UTSA Interim Provost and Vice President of Academic Affairs C. Mauli Agrawal was selected as Chancellor of the University of Missouri-Kansas City (UMKC), effective June 20, 2018.
The Provost reports directly to the President and is the chief academic officer who offers UTSA guidance and leadership. Agrawal’s announcement occurred before the UTSA Provost Search Committee made a decision.
During Agrawal’s 15 years with UTSA he led and supported engineering, research and academic enterprise. He began his career at UTSA as a professor and associate dean for research in the College of Engineering and advanced to dean in 2006. In 2014, he was named vice president for research. In 2016, he was appointed interim provost.
UTSA President Taylor Eighmy expressed gratitude for Agrawal’s impact and leadership at UTSA.
“We expect that he will do a wonderful job in his new role and wish him the absolute best.” Eighmy said.
In an interview with the Paisano, Eighmy commented on the adjustments UTSA will make before Agrawal leaves.
“In my world these kind of changes happen all the time. People come, people go. If you plan correctly you can put interim people in place that works, but we launched our provost search back in November and we expect to have a new provost in place before he departs so we will be fine there.” Eighmy said.
Agrawal called his time at UTSA an “incredible journey” and said though he and his wife Sue will miss UTSA he is excited for his next adventure at UMKC.
Agrawal was one of 24 candidates reviewed by the UMKC search team. From among three finalists, University of Missouri System President Mun Choi chose Agrawal.
“I’m confident that the university will reach new heights of success in research, education and outreach through his leadership.” Choi said.
As chancellor Agrawal will be paid a $400,000 a year base salary and a one-time moving cost of up to $20,000. He also will receive a $15,000-a-year housing allowance and a $15,000-a-year auto allowance.
UMKC staff and leadership echoed an interest in Agrawal’s ability to understand the role higher education institutions play in economic development.
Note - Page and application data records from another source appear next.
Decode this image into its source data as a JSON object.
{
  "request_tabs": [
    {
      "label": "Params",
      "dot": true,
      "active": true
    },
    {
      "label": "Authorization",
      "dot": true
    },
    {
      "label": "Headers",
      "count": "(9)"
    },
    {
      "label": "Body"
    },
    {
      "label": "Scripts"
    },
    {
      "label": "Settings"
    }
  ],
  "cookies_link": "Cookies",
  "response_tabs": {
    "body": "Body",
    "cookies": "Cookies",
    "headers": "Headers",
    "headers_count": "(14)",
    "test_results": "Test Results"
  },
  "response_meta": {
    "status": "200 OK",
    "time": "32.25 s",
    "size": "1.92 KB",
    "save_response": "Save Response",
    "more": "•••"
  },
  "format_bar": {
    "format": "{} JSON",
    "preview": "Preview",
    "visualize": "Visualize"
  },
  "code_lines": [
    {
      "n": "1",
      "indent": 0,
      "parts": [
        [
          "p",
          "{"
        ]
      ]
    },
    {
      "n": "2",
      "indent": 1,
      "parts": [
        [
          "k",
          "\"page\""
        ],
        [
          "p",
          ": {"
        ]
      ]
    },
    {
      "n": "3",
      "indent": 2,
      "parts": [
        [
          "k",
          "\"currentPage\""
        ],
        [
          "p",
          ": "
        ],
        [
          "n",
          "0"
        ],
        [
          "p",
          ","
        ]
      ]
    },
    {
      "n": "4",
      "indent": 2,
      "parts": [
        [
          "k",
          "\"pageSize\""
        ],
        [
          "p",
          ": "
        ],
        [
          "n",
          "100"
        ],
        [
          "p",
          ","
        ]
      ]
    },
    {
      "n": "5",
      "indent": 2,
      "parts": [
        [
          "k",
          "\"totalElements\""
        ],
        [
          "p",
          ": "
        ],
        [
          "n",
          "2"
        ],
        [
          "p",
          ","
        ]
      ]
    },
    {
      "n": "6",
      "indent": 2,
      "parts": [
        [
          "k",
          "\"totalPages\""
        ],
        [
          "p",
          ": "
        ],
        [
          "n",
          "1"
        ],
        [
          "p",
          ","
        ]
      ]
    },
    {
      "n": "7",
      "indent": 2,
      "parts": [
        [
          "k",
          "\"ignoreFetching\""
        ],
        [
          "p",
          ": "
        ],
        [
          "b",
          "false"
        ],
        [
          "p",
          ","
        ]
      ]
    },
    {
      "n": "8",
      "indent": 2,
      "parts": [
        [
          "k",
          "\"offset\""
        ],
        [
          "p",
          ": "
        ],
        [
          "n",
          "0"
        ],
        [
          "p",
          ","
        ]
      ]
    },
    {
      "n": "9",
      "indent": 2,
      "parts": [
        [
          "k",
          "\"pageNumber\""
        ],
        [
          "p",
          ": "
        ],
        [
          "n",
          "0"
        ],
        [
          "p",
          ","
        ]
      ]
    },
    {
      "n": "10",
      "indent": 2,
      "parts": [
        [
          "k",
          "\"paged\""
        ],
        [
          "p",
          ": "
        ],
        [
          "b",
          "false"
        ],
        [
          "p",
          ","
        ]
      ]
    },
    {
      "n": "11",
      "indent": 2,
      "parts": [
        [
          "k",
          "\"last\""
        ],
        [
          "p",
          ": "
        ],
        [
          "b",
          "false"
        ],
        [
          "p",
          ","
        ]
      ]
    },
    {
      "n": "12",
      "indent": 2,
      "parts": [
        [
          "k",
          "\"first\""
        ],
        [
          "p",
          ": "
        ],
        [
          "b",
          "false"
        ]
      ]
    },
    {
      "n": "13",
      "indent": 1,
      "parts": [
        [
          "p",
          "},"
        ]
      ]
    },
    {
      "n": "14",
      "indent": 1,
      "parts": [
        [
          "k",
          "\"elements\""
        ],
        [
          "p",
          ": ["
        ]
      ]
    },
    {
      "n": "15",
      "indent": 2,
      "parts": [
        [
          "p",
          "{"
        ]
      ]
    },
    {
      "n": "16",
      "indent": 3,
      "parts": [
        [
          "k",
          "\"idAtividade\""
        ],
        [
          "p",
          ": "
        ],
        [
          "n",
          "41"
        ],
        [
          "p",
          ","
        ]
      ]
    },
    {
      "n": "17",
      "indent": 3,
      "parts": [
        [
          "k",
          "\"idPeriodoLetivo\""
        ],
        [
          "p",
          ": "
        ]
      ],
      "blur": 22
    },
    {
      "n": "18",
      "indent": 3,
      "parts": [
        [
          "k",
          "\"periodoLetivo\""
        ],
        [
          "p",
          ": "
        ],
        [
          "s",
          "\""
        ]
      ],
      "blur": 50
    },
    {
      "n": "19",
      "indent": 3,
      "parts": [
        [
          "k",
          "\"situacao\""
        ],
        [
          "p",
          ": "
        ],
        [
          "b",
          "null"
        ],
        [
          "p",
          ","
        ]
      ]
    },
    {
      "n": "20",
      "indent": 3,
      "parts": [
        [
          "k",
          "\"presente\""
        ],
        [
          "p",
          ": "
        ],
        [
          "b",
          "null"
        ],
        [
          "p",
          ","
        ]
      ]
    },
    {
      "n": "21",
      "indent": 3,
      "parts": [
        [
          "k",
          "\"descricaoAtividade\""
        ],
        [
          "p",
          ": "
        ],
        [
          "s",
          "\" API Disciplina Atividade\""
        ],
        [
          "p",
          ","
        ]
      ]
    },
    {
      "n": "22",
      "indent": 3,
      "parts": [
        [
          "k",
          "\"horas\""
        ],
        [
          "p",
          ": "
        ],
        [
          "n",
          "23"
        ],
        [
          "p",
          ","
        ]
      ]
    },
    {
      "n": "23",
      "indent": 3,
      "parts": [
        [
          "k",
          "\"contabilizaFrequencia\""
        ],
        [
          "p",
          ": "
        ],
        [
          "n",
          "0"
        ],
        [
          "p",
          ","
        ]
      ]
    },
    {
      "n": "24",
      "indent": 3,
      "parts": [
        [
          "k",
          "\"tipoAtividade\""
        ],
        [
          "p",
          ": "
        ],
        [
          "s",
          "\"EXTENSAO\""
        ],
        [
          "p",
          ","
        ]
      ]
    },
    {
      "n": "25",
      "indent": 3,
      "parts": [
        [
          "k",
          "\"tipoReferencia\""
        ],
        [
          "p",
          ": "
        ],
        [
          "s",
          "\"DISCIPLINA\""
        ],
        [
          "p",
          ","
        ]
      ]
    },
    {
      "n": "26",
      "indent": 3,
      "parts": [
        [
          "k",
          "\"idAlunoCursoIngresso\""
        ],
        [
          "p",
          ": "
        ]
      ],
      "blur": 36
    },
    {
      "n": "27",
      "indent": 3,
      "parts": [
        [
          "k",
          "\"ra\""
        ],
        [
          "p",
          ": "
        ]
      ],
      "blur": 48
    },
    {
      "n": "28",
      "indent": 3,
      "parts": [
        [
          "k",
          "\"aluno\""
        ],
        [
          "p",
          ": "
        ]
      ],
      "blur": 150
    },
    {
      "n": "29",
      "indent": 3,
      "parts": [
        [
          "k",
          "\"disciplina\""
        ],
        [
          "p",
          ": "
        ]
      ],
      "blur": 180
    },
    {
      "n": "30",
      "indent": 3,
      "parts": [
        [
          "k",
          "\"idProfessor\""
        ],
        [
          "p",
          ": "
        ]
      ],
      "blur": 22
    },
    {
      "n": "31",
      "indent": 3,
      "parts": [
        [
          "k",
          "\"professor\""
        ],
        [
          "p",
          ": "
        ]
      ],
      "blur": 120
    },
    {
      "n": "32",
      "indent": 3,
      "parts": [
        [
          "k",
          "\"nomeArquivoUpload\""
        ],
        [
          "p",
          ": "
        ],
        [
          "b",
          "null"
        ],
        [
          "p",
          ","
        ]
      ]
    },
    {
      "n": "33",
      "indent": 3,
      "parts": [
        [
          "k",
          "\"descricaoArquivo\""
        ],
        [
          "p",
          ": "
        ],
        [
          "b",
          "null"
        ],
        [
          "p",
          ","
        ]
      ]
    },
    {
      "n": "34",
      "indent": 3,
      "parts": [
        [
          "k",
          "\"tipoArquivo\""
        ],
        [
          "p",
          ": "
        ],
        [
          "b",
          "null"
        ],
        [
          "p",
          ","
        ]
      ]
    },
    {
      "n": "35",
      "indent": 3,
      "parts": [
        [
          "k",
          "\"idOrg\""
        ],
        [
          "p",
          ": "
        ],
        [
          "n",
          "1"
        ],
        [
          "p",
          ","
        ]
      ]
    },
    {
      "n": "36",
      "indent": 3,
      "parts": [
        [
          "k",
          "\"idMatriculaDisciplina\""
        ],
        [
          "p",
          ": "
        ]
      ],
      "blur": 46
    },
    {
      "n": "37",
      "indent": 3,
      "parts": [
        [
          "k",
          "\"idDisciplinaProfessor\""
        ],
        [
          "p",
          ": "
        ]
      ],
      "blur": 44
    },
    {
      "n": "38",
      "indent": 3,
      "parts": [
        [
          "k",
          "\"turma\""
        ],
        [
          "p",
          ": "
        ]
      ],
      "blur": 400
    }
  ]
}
“It is good for institutions to send off there people to go do other big things because that says a lot about UTSA and Mauli,” Eighmy said. “It’s also good to bring in new blood to bring a fresh perspective to the outside, so there’s good in change.”